2.  Your kids forget your name.  Well, just about.  One morning as I was getting ready to head to the office, my two-year-old asked where I was going.  When I said I was going to work, she started bawling.  Turns out that my going “to work” had come to mean in her mind that I was heading out of town.

3.  The TSA agents know you.  Or, better yet, the ones you don’t know say things to you like, “This isn’t your first rodeo, is it?”  But seriously, having a TSA agent know you is fairly significant.  They either employ about 500 agents per airport (such that you never see the same ones twice), or they have a higher turnover rate than a goldfish tank.

4.  The hotel employees know you by name.  This one became a running joke for me and my colleagues.  No matter who was manning the front desk, they would greet me with, “Welcome back, Mr. Kennedy!”  And yet they acted as if my colleagues were there for the first time.  When one of them called a front desk employee on it, she stammered a bit and explained that she remembered me “because he walks by all the time . . .?”  (Everyone has to walk by the front desk on their way in and out of that hotel.)  On my next visit, the guy checking me in scoffed at my attempt to hand him my ID and credit card:  “Oh please, we don’t need that, Mr. Kennedy.”  Or, as my colleague heard it, “Your money’s no good here, Mr. Kennedy!”

5.  The Starbucks barista knows your order.  The guy at the downtown Phoenix Starbucks not only knew my order, but he greeted me in line with, “Hey, Shawn!”  Which led to more grief because there was no such greeting for my colleagues.  Whatever, they’re just jealous of my Starbucks cred.

6.  You’re a security ninja.  You know how they have separate security lines for experienced travelers, ordinary travelers, and families flying with children?  Those are all for rookies.  Security ninjas make the experienced travelers look like me flying with my five kids (which isn’t pretty).  And we ninjas have precious little patience for people that clog up the security line by doing things like “forgetting” the water bottle in their purse.
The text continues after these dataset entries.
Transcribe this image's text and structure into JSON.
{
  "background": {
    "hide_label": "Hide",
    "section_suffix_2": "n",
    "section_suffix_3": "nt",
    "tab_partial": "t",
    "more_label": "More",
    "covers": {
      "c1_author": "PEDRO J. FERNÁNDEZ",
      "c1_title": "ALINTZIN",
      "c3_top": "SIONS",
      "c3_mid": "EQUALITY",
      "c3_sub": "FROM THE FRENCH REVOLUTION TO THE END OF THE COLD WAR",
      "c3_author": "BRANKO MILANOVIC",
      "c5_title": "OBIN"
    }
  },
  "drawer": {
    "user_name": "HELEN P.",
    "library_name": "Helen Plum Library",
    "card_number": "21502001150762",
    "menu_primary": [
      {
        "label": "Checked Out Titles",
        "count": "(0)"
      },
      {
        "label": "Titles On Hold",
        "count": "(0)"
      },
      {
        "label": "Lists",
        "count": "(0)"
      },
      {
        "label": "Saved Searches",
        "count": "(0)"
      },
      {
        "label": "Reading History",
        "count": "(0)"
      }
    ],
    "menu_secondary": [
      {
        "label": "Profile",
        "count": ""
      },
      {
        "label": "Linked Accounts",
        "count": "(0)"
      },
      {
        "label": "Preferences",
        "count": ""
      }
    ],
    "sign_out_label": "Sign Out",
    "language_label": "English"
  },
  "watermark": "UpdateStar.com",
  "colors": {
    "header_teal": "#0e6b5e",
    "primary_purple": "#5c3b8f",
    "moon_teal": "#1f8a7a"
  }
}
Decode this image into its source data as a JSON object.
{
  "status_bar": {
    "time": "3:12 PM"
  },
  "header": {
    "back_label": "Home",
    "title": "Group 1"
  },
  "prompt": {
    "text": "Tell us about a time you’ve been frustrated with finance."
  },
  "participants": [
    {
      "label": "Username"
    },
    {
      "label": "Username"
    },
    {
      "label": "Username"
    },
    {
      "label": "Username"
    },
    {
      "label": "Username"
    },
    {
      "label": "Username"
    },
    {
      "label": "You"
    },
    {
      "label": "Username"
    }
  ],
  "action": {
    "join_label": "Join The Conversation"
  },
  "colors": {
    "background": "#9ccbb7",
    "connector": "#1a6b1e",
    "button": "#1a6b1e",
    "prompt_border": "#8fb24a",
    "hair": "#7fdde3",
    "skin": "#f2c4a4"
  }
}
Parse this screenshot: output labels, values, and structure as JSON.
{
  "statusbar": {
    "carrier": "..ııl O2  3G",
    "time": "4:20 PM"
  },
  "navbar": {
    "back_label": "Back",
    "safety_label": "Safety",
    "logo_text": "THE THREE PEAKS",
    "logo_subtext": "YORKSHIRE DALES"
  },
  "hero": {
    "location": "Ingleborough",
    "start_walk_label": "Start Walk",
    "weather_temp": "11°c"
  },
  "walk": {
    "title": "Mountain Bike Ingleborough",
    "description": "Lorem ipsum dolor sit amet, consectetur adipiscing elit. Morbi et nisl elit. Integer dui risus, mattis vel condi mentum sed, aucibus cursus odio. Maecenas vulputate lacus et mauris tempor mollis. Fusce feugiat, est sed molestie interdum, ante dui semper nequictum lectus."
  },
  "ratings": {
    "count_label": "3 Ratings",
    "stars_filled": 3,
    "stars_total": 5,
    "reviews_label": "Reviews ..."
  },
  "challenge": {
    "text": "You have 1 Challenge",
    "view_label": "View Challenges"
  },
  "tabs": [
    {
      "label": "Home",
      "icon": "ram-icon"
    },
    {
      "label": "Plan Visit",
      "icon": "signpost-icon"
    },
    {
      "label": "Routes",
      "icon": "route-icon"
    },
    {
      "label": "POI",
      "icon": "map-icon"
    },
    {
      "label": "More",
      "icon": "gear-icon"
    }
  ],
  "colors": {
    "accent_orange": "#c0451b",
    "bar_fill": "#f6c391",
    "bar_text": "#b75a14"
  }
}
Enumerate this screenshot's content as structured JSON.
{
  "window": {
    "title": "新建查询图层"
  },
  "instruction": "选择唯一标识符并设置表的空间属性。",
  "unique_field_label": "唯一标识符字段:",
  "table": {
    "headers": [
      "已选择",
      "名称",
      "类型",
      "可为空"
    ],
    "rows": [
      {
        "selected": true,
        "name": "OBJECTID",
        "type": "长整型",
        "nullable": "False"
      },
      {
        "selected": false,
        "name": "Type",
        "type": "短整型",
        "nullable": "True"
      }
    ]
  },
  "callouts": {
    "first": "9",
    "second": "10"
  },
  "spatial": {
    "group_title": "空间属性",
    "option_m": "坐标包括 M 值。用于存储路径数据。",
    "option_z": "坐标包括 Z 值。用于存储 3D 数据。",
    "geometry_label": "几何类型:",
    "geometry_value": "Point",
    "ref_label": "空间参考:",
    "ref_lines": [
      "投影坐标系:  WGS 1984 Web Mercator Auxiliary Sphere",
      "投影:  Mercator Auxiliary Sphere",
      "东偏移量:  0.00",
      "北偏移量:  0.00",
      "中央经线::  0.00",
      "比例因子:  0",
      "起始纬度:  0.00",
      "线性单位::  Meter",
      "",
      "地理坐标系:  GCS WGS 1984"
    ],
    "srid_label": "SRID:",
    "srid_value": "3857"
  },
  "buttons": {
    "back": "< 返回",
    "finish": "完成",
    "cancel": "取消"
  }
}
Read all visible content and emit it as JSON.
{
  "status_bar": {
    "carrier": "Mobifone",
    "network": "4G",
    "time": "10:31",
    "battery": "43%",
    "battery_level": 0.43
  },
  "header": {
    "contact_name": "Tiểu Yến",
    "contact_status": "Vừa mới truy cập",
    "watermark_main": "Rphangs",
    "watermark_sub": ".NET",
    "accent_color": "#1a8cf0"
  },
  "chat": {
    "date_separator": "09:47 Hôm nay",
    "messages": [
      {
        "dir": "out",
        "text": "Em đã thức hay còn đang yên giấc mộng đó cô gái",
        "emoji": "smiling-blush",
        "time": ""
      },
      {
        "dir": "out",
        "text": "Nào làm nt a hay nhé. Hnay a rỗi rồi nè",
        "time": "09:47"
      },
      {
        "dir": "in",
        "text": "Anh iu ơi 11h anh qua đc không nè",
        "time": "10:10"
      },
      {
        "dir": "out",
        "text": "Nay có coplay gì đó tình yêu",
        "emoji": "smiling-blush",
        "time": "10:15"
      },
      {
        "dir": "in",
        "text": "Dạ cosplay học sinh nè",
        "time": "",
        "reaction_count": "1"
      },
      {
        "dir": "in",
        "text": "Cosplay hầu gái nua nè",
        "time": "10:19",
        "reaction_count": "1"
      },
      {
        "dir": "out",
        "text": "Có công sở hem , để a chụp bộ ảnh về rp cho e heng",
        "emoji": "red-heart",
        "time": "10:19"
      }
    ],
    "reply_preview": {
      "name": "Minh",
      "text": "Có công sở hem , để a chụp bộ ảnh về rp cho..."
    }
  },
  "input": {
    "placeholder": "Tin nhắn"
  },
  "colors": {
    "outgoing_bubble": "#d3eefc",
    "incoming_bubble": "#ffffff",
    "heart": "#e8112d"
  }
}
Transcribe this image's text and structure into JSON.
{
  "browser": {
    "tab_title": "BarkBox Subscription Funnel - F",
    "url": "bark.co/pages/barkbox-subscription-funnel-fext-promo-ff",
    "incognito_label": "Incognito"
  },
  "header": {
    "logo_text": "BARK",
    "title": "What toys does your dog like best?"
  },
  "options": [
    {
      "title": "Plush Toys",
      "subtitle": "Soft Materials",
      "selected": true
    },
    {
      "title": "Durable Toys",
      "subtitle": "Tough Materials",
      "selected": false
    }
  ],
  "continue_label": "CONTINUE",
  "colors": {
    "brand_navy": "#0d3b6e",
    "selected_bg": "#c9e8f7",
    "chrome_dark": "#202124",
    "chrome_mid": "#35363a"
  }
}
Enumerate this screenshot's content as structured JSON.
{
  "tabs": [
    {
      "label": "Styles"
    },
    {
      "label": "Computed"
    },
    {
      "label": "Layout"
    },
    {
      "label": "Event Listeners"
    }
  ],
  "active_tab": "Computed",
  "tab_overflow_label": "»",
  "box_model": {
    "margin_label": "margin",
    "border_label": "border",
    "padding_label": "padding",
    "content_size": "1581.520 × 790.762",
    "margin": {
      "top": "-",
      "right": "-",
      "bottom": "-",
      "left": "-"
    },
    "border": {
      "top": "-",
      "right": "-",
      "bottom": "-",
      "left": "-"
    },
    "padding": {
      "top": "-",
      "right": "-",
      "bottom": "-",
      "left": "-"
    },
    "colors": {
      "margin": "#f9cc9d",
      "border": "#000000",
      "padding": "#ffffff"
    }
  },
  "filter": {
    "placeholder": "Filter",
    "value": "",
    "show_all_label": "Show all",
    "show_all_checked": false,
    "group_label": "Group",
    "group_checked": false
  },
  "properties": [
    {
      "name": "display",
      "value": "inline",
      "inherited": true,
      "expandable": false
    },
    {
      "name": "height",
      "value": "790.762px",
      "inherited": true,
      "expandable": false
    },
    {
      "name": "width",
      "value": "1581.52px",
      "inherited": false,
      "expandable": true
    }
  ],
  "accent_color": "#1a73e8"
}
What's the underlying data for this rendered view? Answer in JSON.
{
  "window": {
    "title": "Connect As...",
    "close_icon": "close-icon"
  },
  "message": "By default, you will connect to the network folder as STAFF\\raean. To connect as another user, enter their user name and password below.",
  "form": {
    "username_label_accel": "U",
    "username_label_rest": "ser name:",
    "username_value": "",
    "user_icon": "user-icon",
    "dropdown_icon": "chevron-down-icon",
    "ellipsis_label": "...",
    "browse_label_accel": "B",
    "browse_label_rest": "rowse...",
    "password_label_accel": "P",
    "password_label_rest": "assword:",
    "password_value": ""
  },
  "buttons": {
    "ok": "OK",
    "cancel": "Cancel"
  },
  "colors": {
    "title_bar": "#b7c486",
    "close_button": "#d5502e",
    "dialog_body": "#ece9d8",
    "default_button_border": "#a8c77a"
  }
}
7.  You’re a scheduling savant.  I made the flight between Orange County and Phoenix so many times, I had the schedule memorized.  My colleagues and I had some stirring conversations about the periodic schedule changes:  “Can you believe they dropped the 5:15 flight??”  And we were like Rain Man when it came to changing flights at the last minute.  “Five minutes to find a cab, 12 minutes to the airport at this time of day, 15 minutes to charge through the airport and get through security, and two minutes to the gate.  We can make it — book it!”

8.  You know the way of the early boarders.  Unless I switched onto a flight at the last minute, I almost always was one of the first few people to check in for my Southwest flights.  My colleagues and I took special pride in being able to say things like, “I was A1 for both flights!”  But with great position comes great peril.  The middle seats in those first few rows are awfully tempting to the middle-of-the-packers.  Avoiding eye contact only works for so long before some brave soul blurts out, “Is anyone sitting there?”  Um, no.  “Mind if I do?”  Um, yes, fat dude with big elbows.  Yes, I do mind.

So there you have it.  If you see yourself in any of these, you might want to ease back on the work travel a bit.  If you don’t see yourself in any of these and you happen to see me in the second row on that next flight, just keep right on walking.